Many birds are sized up by prospective mates solely by certain visual
clues. There are scientists who believe that female birds can deduce
such things as the fitness of a male, his ability to parent, and
the quality of a nesting site by either examining him or his territory.
As a result, evolution has produced some pretty interesting adaptations
to help males attract females, the first and most obvious of which
is colorful plumage.
Birds have fantastic eyesight with a keen ability to discern colors.
Their means of finding a mate is therefore, mainly visual. The majority
of male birds develop specially colored plumage, called breeding
plumage, in the spring. The Robin and his red breast are a familiar
example that springs to mind. Similarly, the male flamingo will
turn bright pink, and the male cardinal, a deeper red. Some birds
develop more elaborate plumage than a simple color change, but it
is not as common because it interferes with the bird’s ability
to hide from predators. An example of this is the Peacock, a familiar
example of a bird with elaborate plumage, uses his "tail of
eyes" in a grand display to attract females.
Whether brightly colored or not, many birds put on shows called
"displays" for females to try and get their attention.
The majority of birds have quite simple displays such as raising
the beak upwards or the flapping of wings. There are, however, other

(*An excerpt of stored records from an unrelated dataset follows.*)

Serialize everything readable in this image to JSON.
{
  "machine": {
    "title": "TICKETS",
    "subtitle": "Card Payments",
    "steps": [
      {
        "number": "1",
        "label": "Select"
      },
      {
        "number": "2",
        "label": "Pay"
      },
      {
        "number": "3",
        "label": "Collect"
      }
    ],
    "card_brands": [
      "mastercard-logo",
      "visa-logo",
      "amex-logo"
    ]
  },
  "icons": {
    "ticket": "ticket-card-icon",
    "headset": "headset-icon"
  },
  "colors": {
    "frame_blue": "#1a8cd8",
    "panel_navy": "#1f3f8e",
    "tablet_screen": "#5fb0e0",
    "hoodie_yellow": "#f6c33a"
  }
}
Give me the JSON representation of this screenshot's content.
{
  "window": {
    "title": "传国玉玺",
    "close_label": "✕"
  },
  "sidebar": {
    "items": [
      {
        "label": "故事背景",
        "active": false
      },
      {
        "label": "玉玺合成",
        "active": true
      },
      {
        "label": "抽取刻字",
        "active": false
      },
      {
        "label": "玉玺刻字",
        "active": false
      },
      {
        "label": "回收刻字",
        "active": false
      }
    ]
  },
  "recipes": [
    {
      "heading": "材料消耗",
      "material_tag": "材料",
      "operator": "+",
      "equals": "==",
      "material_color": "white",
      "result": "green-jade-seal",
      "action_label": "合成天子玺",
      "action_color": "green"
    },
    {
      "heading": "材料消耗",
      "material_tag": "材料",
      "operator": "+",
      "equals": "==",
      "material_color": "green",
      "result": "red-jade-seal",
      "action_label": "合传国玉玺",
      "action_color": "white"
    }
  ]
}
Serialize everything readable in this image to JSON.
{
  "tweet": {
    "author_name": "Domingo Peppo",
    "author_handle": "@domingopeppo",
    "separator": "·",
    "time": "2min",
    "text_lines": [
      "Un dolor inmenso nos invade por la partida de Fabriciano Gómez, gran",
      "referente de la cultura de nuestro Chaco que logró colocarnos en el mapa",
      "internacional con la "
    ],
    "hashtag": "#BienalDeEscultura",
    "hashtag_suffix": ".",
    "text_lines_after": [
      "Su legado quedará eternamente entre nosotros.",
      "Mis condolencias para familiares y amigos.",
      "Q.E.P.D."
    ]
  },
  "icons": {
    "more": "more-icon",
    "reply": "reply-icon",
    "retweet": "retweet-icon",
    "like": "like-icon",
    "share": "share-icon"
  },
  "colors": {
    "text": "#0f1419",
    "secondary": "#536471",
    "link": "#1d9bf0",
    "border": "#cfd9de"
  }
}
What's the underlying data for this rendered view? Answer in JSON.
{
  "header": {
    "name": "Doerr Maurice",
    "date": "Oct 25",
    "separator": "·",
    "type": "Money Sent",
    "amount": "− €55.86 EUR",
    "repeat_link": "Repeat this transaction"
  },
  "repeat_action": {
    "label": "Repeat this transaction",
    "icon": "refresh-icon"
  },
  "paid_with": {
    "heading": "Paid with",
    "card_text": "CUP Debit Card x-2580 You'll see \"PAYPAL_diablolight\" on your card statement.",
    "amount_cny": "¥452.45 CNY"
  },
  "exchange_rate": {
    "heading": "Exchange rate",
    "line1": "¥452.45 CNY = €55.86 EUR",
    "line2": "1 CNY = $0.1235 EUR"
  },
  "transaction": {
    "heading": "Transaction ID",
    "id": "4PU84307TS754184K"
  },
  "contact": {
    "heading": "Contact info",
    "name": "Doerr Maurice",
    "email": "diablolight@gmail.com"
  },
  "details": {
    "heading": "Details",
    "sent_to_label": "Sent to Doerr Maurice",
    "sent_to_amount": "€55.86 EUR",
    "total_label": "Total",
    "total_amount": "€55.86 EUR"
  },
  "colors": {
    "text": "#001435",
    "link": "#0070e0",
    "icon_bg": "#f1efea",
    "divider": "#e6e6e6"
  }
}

birds that have evolved elaborate displays when competition for
females is great.